Stay safe, Kelly Ripa
Kelly Ripa is a national treasure and I'm worried about her. During some recent banter with Live! co-host Ryan Seacrest, Ripa mentioned that she and her husband Mark Consuelos keep their knife stash dull so as to minimize the potential of injury and I think I may have screamed aloud at the television. I'm not sure what's happening chez Ripa-Consuelos where this has become a problem that requires a solution, but they've arrived at the wrong one.
Dull knives cause infinitely worse and more frequent injuries than sharp ones for a few reasons. Dull knives require more pressure to use, which can make them prone to slipping. And if they do, they hit with that much more force, and result in a more ragged, much harder to heal injury than one a sharp knife would make. I want so much better for Kelly Ripa, and I want better for you. I don't expect Kelly Ripa to begin sharpening her own knives—per several stories about her morning routine that I just skimmed, she goes to bed at 1 a.m., fights insomnia, gets up at 6 or 6:30 a.m., and then goes about the business of being America's sparkly sunshine aunt. Preserve that precious energy for your restorative evenings with Anderson Cooper, Kelly Ripa, and take your knives to be professionally sharpened.
Yes, it's entirely possible to sharpen your knives at home, and it's something everyone should do on the regular to preserve the integrity of your blades (and, again, stay safe) but here in the thick of the holidays, forestalling kitchen bloodshed should be one of your priorities. Once you have your knives sharpened by a pro you can maintain them without too much hassle, but maybe just this time, let them set the baseline so you can concentrate on other holiday matters or maybe get a nice manicure on your knife-scarred hands. It's OK to be kind to yourself sometimes.

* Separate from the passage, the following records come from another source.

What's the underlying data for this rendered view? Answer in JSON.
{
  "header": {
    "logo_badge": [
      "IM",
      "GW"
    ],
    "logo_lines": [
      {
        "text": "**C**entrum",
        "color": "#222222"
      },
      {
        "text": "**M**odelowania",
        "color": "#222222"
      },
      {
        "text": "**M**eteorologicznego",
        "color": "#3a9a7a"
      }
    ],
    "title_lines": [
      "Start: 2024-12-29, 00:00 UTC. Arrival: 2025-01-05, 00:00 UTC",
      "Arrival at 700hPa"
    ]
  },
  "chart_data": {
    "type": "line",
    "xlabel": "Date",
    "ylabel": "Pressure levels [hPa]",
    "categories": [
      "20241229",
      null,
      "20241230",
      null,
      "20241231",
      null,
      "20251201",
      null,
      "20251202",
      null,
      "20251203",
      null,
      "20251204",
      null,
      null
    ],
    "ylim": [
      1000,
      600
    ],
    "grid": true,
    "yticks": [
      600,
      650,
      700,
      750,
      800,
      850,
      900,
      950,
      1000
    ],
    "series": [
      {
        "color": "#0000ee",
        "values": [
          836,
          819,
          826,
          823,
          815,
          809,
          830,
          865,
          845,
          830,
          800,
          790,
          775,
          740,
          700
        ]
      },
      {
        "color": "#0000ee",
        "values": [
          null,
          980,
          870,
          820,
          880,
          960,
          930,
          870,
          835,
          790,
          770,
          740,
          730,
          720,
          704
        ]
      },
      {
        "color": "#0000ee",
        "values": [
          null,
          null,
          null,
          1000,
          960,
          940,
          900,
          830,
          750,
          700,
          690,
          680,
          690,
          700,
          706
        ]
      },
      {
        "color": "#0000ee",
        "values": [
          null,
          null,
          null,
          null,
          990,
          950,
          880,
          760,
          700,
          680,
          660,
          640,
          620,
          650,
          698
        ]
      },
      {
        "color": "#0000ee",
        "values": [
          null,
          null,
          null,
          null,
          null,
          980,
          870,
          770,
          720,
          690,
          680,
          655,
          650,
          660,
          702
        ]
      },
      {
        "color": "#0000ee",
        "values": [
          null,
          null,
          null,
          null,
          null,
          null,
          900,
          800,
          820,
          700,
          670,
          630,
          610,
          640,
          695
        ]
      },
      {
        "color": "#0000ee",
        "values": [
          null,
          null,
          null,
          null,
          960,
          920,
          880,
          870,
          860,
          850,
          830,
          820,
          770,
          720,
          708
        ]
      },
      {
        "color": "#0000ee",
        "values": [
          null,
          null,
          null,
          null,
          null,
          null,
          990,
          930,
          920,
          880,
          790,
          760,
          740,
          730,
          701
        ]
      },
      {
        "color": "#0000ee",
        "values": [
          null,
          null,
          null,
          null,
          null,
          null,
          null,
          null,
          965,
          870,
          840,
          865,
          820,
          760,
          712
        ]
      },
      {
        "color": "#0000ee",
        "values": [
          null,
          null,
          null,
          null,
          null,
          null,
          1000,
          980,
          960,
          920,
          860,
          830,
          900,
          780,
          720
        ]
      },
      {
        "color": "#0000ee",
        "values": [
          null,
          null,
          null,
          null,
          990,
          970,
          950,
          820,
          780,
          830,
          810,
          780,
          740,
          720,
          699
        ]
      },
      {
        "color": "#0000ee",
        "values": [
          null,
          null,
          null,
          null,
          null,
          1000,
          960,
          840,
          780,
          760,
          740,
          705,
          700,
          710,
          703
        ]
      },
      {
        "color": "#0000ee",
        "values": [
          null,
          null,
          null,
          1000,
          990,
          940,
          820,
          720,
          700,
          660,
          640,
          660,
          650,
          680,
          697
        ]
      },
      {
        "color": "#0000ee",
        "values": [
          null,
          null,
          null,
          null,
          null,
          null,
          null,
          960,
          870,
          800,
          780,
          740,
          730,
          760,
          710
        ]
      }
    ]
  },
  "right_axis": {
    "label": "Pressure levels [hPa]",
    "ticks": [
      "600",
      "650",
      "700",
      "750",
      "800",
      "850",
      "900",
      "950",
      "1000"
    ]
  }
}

I live in a neighborhood where a knife sharpening truck rolls through playing a merry tune like Mister Softee, but that's likely not the case elsewhere. Package your knives safely for transit by packing them in a knife roll (should you possess such a thing), rolling them in kitchen towels, or putting them between taped-together sheets of cardboard (a folder or thick envelope also works well) to schlep to your local knife sharpening service. Where's that? Plenty of cookware shops—like Williams-Sonoma and Sur La Table—offer knife sharpening, as do some grocery stores, butcher shops, hardware stores and fix-it businesses like shoe repair and locksmith shops. There are also dedicated knife sharpening businesses—some of which provide mail order service if you don't mind being separated from your stash for a while (maybe send them off on your way out of town for vacation). Kelly Ripa, you can probably just have your assistant do this.
You know in your heart when your knife is dull, but a good rule of (not cutting off your) thumb is to try to slice through a tomato. If the blade goes through anything but easily, it's time to sharpen. Honestly, Kelly, as a great lover of dining out, you could probably just roll up to the restaurant and send them back to the kitchen and they would one billion percent pull someone off the line to make sure they were honed by the time dessert rolled around, but I wouldn't suggest that to a non-Ripa. Maybe find a line cook who could use some extra cash for the holidays (that would be all of them) and work out a deal. Then make it your New Year's resolution to keep right on that edge and never let your blades dull again.